We’ve all seen the evidence that more diverse organisations and teams outperform less diverse ones. And yet the gender pay gap figures make for grim reading – over 80% of large employers have more women in their lowest-paid positions than their highest-paid positions. The McKinsey Global Institute estimates that if the UK’s gender pay gap were closed, it could add another £150 billion to GDP by 2025. That simply cannot be ignored any longer.
How do we start to make diverse and inclusive recruitment the norm? Our latest report Increasing opportunity, supporting growth: The role of good recruitment in gender diversity recommends actions for both in-house and agency recruiting professionals, including:
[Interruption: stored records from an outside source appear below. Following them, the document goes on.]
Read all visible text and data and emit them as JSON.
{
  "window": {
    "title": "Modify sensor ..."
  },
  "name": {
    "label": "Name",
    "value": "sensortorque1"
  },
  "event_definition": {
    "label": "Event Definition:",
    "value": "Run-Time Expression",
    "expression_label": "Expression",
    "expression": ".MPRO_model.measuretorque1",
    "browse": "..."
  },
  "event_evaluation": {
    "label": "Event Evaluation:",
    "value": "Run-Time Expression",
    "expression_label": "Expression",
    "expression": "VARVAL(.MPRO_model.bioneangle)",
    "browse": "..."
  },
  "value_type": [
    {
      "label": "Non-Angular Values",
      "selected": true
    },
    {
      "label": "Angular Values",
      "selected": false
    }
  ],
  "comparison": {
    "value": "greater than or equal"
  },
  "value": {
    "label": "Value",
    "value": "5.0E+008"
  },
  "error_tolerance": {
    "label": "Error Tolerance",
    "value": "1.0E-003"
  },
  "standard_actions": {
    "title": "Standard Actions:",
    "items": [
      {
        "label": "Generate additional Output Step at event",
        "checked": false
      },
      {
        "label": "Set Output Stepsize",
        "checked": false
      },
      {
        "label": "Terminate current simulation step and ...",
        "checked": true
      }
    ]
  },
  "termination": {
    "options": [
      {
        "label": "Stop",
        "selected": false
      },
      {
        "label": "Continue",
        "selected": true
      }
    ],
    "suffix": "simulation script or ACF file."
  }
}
We know that currently women are more likely to work part-time or take time off because of family responsibilities. Normalising flexible working and encouraging its use by both men and women should help to redress the balance.
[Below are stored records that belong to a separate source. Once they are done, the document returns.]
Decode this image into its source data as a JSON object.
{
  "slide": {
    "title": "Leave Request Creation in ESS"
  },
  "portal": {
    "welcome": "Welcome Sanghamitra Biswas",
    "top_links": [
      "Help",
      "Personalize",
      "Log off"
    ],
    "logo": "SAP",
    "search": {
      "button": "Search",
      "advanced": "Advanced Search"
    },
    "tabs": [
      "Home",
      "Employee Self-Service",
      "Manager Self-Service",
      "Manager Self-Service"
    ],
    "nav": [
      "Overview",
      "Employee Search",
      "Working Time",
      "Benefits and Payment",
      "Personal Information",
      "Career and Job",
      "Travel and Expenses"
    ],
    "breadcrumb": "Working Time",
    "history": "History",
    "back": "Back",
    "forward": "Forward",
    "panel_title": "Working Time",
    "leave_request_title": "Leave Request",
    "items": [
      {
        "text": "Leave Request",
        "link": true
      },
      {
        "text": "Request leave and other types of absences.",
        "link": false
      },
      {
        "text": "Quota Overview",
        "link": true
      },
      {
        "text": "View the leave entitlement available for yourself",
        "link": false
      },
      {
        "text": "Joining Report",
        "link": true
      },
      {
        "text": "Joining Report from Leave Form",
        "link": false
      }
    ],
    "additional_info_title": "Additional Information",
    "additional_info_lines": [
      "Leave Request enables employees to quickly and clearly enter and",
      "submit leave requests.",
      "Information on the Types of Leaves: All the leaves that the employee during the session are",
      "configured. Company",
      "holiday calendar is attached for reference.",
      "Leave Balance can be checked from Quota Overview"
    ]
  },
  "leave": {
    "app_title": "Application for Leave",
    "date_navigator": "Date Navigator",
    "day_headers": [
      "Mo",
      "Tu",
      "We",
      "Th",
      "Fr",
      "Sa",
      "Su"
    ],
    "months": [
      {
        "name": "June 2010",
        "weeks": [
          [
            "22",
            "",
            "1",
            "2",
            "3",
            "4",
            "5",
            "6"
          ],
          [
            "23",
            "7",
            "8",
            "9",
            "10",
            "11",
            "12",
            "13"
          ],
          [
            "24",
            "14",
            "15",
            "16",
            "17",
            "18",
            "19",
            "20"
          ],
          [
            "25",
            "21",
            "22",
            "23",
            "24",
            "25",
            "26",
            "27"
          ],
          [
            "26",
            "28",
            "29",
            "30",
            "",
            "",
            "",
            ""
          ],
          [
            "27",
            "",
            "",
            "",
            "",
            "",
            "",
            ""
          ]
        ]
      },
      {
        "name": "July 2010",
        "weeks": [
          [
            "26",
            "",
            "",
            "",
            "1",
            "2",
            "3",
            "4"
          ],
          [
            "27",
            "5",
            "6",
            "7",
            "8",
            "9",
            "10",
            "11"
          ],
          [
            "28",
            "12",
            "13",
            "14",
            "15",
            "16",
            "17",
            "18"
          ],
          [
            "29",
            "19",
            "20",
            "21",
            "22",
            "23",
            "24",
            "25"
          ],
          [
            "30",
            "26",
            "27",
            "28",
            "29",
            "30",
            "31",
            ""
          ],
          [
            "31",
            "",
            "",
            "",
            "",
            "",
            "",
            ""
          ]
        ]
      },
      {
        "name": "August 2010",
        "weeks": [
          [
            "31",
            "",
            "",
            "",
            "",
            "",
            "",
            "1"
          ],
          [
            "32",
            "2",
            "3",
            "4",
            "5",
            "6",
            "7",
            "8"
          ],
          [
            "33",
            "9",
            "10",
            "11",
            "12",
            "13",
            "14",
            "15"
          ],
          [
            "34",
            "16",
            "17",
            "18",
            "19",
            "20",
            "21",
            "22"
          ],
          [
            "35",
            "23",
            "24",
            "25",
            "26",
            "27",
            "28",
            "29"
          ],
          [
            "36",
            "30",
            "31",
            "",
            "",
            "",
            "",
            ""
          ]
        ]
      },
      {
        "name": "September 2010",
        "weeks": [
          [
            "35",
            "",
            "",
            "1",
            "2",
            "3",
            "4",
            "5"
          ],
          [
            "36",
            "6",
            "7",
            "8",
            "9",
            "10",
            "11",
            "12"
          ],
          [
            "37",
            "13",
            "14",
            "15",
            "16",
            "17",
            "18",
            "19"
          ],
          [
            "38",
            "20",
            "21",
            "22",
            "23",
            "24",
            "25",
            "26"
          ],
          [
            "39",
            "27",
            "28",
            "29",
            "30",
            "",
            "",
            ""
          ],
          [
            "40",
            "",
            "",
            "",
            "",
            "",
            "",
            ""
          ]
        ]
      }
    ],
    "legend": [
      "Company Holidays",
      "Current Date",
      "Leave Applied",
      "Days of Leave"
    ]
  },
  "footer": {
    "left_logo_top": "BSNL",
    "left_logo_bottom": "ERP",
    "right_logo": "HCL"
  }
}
JobsOutlook shows that employers’ most common method of recruitment is still through former employees and word of mouth. Widening the range of platforms used to advertise jobs and using methods which specifically target under-represented groups will help attract more diverse candidates.
Hiring in your own image can be a real problem, especially when someone is unaware of how likely they are to do this. Our survey found that only six in ten employers train their hiring managers to deal with unconscious biases in interview situations. Recruiters should educate their clients on the importance of this training.
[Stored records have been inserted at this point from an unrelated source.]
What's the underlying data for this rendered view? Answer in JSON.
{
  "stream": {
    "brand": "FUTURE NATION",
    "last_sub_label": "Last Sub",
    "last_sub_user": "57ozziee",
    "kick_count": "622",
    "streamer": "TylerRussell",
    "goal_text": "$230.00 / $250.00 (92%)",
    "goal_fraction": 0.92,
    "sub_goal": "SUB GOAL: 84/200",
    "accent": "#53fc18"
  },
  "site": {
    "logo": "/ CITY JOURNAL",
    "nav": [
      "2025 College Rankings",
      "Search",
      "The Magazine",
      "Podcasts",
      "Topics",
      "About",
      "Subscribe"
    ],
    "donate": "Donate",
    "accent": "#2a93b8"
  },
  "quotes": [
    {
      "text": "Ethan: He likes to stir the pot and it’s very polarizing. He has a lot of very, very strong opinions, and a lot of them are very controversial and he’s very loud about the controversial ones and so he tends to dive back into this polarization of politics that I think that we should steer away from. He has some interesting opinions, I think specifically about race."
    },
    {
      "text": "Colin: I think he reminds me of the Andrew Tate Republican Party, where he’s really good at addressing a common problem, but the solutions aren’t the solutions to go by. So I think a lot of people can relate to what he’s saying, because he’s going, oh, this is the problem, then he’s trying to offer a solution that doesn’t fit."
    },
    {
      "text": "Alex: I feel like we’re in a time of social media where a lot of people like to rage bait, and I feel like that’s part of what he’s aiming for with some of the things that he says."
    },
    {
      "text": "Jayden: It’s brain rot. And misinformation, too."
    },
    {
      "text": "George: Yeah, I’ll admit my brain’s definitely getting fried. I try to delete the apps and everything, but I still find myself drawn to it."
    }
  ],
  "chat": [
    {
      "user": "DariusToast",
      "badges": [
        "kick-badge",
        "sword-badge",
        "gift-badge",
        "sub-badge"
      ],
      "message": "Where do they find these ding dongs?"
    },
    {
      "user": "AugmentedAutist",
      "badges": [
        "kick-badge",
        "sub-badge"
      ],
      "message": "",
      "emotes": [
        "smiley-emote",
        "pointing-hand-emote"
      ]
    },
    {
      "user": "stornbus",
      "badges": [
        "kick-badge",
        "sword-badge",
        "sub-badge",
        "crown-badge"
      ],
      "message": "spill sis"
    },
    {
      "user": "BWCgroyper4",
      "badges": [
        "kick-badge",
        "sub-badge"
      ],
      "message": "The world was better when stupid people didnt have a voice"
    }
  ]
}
Significant progress has been made in the past few years, but there is still some way to go – and gender diversity is not the only issue. Disabled people and older workers must be considered, and the government is already consulting on ethnicity pay gap reporting. Recruiters and HR professionals have a leading role to play in driving this change, and the REC will be there to support you along the way.
We have been partnering with the Women and Work APPG, which will be publishing their report ‘How to Recruit Women for the 21st Century’ next week, and holding an event in Parliament. If you are interested in attending, please email email@example.com.
Find out more about the REC’s research at rec.uk.com/genderdiversity.